→ **About this exercise**: Nothing but the lines holding the string "name" should appear in the answer. Copy them from the entries.

The data Start Marker

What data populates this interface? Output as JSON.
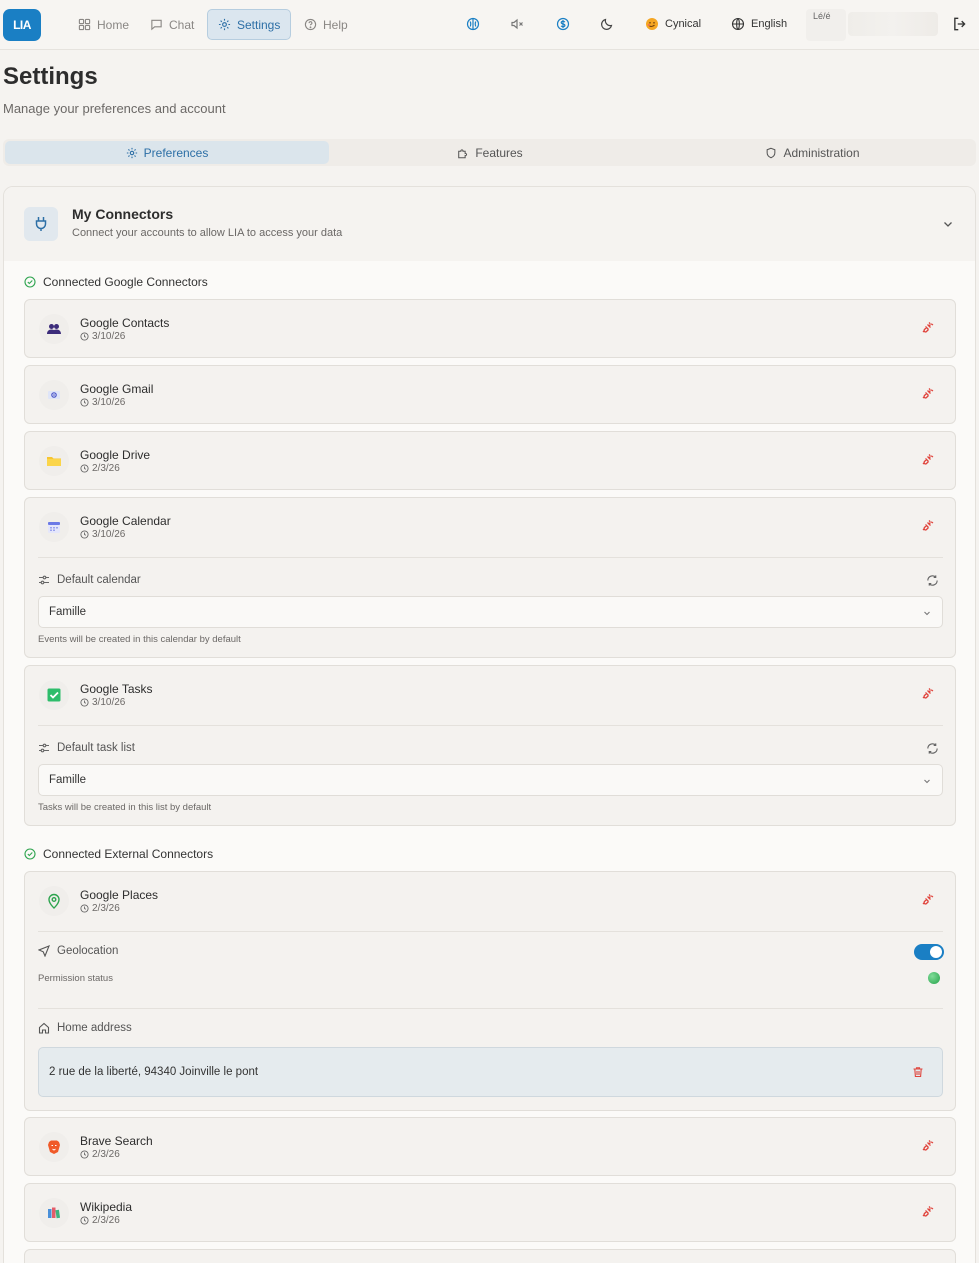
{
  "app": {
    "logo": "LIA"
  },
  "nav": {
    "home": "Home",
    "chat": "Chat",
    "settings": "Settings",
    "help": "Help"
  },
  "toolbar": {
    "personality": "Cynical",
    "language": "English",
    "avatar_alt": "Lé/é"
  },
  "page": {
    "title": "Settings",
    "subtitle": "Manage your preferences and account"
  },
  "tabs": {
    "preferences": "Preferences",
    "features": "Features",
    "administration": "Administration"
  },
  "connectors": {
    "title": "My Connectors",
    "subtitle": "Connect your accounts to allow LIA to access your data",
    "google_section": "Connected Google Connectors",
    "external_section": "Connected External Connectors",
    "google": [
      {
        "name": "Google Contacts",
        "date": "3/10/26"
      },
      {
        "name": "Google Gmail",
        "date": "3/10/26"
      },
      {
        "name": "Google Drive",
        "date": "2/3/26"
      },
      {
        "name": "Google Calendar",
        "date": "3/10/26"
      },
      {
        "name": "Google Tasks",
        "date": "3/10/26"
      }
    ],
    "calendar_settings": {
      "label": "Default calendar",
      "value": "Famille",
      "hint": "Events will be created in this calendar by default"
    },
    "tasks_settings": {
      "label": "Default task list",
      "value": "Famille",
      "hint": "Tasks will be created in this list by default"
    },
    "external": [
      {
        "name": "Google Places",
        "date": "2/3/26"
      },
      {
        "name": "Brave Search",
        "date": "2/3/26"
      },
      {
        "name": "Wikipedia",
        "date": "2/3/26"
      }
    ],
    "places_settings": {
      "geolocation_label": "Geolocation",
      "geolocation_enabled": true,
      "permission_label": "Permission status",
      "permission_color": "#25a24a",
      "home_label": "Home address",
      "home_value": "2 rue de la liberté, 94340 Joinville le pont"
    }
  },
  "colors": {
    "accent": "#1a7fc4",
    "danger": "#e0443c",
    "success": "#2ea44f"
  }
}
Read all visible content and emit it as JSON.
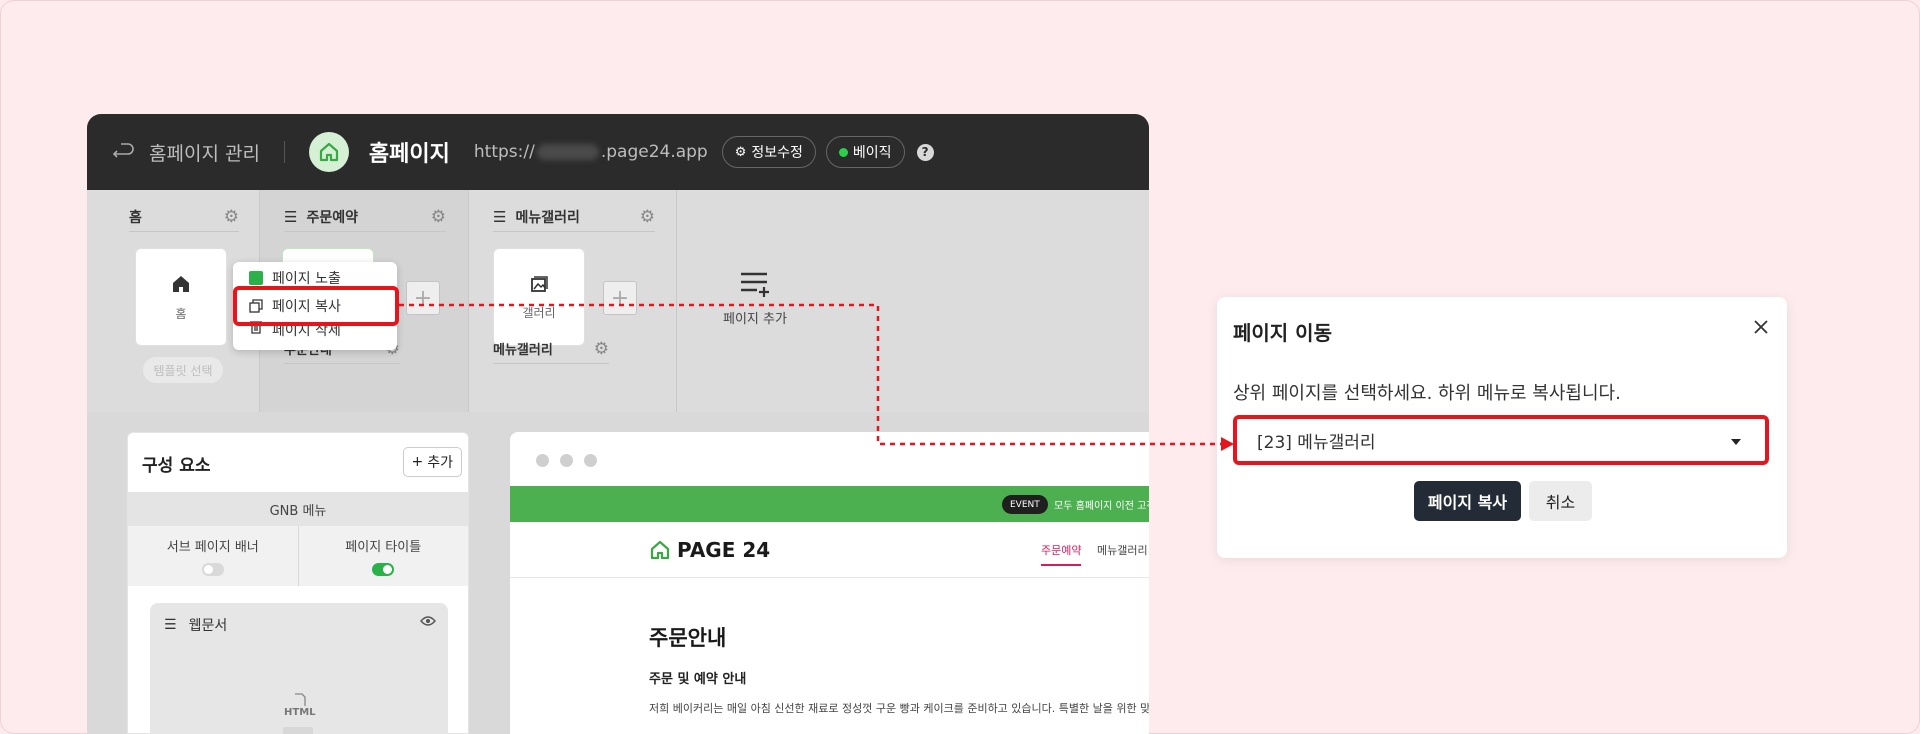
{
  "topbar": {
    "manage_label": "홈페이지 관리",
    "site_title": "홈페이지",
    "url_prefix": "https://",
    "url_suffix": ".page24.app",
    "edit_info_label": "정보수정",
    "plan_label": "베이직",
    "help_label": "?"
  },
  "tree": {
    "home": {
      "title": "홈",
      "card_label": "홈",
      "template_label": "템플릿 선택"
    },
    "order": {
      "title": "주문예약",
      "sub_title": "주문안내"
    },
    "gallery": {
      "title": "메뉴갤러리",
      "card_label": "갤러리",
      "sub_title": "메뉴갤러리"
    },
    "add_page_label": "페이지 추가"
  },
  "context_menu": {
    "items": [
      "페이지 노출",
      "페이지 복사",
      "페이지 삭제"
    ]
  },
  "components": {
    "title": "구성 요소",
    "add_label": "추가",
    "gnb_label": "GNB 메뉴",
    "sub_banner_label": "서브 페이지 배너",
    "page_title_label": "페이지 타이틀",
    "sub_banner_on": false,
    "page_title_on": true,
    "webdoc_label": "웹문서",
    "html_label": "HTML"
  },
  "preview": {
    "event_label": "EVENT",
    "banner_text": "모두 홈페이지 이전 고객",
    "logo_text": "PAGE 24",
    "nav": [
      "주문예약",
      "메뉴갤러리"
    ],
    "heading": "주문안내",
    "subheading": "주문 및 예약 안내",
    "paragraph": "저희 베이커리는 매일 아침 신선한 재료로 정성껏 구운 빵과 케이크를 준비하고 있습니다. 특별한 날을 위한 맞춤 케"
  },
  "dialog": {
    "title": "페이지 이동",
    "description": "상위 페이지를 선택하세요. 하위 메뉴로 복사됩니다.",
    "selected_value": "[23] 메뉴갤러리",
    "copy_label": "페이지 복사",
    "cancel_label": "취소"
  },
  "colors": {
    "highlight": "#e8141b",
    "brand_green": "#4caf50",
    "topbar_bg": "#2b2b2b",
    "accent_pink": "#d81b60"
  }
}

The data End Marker

→ **Worked solution**:
        "name": "Google Contacts",
        "name": "Google Gmail",
        "name": "Google Drive",
        "name": "Google Calendar",
        "name": "Google Tasks",
        "name": "Google Places",
        "name": "Brave Search",
        "name": "Wikipedia",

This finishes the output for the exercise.